The Barnard Noyce Teacher Scholarship Program (BNTSP) is funded by the National Science Foundation* and is part of a nationally acclaimed and effective venue for attracting outstanding STEM (Science, Technology, Engineering and Mathematics) majors into the field of Education. Noyce Scholars and Fellows are some of the most sought after applicants for teaching positions nationwide. The BNTSP works to increase the number of women who teach and serve as role models and mentors for girls in STEM fields. The program serves as a model for the recruitment, preparation, induction, and retention of high-quality science and mathematics teachers for high-need schools. Innovative methods include the design, implementation, and evaluation of a collaborative, web-based, STEM teacher learning environment, which provides scholars with peer, faculty, and mentor support during student teaching and their first two years of teaching.
The BNTSP encourages talented STEM majors to become teachers in high-needs districts. Along with this, we equip the scholars with the capacity to improve the quality of math and science education offered in their schools. Scholarship recipients must teach for two years at an approved high-needs school for each year of support received. Scholars are eligible to receive $15,000 scholarships during their senior year, $4,600 towards a summer internship following their junior or senior year, and a $21,600 stipend to cover tuition, room, and board during a 9th semester for completion of the Barnard Education Program requirements.

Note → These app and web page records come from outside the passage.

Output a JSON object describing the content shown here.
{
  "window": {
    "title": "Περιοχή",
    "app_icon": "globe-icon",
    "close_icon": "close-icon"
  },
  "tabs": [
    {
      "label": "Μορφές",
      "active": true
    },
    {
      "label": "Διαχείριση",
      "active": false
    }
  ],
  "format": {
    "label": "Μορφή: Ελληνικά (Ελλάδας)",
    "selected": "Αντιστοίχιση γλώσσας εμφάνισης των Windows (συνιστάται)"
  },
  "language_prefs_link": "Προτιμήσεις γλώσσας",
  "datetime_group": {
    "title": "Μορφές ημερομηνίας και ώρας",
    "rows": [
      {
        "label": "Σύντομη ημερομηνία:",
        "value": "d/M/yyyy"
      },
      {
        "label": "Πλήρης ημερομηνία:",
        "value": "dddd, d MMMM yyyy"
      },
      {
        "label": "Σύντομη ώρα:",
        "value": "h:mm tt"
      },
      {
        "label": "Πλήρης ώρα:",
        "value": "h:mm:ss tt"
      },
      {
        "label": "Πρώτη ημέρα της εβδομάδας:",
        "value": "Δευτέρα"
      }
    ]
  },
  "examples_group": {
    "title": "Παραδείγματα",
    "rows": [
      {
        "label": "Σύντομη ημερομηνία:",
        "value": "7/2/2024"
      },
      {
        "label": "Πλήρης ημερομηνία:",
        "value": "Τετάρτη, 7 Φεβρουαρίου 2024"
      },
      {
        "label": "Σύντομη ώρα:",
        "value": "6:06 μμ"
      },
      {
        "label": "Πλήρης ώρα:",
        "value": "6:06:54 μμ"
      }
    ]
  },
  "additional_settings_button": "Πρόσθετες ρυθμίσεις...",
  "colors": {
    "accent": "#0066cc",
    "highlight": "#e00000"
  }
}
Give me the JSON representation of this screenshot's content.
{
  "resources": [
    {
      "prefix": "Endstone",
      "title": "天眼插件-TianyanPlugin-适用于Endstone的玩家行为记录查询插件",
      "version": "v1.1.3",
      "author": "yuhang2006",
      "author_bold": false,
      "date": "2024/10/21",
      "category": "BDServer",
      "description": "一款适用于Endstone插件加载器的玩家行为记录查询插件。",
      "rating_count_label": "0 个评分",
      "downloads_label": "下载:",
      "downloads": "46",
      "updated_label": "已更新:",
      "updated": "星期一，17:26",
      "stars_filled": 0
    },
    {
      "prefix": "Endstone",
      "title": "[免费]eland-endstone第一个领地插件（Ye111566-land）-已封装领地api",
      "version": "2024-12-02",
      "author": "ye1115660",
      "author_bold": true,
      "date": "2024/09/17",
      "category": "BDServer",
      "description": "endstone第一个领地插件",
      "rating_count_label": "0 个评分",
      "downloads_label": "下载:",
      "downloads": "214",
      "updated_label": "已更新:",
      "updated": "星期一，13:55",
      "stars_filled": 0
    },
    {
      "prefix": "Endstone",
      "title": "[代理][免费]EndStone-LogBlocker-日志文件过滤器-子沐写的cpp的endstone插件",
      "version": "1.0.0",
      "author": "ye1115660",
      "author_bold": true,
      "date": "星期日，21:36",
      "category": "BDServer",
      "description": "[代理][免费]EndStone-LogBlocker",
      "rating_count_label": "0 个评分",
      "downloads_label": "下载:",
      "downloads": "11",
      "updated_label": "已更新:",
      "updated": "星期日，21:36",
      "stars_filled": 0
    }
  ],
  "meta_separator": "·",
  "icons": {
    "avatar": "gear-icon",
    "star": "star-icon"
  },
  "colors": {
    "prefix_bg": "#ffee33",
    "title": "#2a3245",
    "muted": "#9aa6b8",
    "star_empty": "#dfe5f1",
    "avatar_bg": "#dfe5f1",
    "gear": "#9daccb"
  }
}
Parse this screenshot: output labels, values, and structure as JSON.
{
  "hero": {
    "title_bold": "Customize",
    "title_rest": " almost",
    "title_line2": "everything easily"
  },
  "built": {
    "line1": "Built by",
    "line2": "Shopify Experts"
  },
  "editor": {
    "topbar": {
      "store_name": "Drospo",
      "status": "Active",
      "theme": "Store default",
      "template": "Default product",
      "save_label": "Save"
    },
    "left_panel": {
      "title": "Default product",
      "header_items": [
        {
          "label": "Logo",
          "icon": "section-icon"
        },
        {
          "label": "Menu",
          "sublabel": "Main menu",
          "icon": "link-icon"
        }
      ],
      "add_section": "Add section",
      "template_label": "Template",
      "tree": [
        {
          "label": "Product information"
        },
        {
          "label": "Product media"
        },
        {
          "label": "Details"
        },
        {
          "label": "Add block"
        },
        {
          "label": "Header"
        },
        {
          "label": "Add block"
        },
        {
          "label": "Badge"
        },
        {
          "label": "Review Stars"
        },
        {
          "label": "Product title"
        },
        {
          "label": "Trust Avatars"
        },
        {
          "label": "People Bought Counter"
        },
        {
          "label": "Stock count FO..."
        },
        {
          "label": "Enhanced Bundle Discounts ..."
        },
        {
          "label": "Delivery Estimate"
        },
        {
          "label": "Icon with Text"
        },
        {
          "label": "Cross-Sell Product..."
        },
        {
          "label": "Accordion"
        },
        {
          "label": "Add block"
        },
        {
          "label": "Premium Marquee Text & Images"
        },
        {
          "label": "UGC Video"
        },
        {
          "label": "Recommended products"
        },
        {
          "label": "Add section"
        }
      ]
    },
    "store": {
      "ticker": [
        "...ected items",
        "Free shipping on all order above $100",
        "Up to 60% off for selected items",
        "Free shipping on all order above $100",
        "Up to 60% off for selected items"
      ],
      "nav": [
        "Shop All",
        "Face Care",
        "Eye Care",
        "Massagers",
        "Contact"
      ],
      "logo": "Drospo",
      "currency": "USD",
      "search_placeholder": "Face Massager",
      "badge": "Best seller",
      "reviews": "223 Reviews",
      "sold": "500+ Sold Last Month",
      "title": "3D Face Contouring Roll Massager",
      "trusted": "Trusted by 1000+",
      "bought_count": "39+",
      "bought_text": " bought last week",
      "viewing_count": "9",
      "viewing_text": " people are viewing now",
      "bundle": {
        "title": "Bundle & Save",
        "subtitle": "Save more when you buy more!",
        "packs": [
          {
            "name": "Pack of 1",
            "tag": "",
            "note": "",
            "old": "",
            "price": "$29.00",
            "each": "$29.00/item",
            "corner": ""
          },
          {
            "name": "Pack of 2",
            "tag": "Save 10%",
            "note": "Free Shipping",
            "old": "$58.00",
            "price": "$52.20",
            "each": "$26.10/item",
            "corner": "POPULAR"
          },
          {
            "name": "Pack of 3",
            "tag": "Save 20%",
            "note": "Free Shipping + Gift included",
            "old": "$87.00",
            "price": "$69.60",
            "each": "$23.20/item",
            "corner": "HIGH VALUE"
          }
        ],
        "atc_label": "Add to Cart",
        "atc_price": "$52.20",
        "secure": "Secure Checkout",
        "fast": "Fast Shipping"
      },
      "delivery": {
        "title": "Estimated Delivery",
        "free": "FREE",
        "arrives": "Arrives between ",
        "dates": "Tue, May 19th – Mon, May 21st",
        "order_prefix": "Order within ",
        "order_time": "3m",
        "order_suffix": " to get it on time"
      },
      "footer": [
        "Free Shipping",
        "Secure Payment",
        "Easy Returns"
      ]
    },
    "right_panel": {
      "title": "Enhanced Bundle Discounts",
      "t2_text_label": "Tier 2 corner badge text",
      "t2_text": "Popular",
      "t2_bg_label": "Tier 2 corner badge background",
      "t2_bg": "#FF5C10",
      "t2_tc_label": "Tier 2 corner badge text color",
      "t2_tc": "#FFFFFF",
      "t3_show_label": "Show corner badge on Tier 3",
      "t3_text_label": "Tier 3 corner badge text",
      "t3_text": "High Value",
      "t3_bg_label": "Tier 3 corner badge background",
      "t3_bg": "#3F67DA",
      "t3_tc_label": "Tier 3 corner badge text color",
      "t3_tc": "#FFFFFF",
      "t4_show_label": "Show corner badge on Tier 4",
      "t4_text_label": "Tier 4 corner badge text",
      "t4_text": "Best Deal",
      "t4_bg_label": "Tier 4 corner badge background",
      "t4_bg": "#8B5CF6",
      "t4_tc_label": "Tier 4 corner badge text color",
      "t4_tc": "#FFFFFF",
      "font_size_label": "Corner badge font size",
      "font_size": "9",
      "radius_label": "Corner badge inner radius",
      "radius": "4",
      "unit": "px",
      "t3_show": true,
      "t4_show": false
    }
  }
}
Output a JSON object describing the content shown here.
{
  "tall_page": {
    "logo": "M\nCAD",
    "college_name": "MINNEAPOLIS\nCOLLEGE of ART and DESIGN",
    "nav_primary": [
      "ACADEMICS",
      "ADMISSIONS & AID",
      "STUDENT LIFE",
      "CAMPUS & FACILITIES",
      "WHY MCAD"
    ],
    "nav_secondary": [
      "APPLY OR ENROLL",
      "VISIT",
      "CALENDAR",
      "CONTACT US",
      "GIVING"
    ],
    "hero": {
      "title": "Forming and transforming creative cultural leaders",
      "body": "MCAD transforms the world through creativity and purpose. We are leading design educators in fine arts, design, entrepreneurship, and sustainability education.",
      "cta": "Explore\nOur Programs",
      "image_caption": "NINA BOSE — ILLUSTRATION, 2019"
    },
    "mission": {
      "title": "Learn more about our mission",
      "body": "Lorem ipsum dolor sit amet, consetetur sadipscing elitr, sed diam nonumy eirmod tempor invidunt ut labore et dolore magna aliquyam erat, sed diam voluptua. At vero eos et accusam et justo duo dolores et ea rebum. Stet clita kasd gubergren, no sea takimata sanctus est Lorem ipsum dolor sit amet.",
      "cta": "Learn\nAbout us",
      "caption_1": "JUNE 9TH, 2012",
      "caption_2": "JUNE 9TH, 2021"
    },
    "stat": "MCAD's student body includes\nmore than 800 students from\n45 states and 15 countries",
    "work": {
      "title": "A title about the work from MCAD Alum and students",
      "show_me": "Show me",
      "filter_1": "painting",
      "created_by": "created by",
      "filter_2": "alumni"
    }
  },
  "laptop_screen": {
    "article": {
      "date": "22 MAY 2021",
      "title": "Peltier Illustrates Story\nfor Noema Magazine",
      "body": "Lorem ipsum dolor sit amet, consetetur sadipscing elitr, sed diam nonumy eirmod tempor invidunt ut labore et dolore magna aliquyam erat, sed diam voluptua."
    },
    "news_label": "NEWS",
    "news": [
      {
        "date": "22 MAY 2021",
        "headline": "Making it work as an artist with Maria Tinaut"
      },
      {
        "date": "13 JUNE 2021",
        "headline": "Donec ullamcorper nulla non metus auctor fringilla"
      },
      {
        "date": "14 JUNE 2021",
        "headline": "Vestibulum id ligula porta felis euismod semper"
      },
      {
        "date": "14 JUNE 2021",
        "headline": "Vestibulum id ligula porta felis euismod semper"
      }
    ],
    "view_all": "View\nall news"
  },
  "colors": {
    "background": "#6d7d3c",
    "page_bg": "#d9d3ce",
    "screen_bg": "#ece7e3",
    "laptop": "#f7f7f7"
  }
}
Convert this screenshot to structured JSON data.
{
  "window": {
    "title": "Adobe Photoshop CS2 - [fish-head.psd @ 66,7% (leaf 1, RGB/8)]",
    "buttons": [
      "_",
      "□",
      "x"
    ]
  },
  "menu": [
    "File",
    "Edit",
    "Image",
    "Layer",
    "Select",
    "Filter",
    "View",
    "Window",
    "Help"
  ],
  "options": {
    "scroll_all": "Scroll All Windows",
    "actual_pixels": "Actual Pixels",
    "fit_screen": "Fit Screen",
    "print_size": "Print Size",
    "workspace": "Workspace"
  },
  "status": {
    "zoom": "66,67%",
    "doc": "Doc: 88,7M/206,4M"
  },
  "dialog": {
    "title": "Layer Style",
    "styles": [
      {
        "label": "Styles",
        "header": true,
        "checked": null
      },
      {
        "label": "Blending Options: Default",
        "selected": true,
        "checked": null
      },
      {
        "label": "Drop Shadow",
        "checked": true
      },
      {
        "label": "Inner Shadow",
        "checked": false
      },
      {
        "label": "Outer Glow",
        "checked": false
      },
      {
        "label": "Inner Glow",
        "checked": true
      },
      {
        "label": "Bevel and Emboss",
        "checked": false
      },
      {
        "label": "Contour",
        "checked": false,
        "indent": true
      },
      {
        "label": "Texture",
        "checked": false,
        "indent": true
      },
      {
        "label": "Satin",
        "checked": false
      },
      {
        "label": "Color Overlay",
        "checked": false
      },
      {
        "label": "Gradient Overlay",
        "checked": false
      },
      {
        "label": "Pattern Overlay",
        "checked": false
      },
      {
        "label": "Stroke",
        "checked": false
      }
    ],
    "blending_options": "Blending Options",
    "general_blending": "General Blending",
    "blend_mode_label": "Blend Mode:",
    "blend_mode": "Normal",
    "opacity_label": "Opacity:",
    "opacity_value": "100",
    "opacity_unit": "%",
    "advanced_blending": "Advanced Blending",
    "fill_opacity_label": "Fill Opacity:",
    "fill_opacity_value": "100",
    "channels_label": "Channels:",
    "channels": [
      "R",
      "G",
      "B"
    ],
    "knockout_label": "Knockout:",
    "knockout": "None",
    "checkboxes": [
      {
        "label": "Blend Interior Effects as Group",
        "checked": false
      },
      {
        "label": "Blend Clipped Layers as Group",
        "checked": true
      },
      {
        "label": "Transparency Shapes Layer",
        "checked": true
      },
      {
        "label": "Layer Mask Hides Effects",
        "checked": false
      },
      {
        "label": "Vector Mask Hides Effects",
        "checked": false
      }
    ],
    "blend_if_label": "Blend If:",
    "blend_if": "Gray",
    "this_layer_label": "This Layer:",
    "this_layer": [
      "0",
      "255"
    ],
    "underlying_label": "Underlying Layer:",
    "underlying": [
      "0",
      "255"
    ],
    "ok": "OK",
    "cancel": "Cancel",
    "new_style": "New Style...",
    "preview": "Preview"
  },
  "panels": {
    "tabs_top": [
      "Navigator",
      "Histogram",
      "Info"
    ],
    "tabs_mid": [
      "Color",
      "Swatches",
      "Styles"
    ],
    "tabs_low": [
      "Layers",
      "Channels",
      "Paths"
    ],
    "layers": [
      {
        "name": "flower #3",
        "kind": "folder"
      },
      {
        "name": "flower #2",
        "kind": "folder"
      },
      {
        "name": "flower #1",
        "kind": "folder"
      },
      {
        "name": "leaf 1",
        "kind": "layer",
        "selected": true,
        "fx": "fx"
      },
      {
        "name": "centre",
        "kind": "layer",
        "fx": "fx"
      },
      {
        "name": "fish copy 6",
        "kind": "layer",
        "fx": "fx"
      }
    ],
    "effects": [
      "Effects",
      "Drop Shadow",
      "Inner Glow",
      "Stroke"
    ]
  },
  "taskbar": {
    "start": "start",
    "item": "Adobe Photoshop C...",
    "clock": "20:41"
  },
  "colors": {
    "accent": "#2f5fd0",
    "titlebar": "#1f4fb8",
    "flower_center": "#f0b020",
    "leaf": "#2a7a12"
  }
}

The goal of the Robert Noyce Teacher Scholarship Program is to produce over 7,700 teachers across the nation. For more information, please visit: www.nsfnoyce.org
PI, Maria S. Rivera Maulucci, Education, https://education.barnard.edu/profiles/maria-rivera-maulucci
Co-PI, Lisa Edstrom, Education, https://education.barnard.edu/profiles/ledstrom
Co-PI, Hilary Callahan, Biology, https://biology.barnard.edu/profiles/hilary-callahan
Co-PI, David Bayer, Mathematics, https://math.barnard.edu/profiles/david-bayer
*This material is based upon work supported by the National Science Foundation under Grant Number 1239945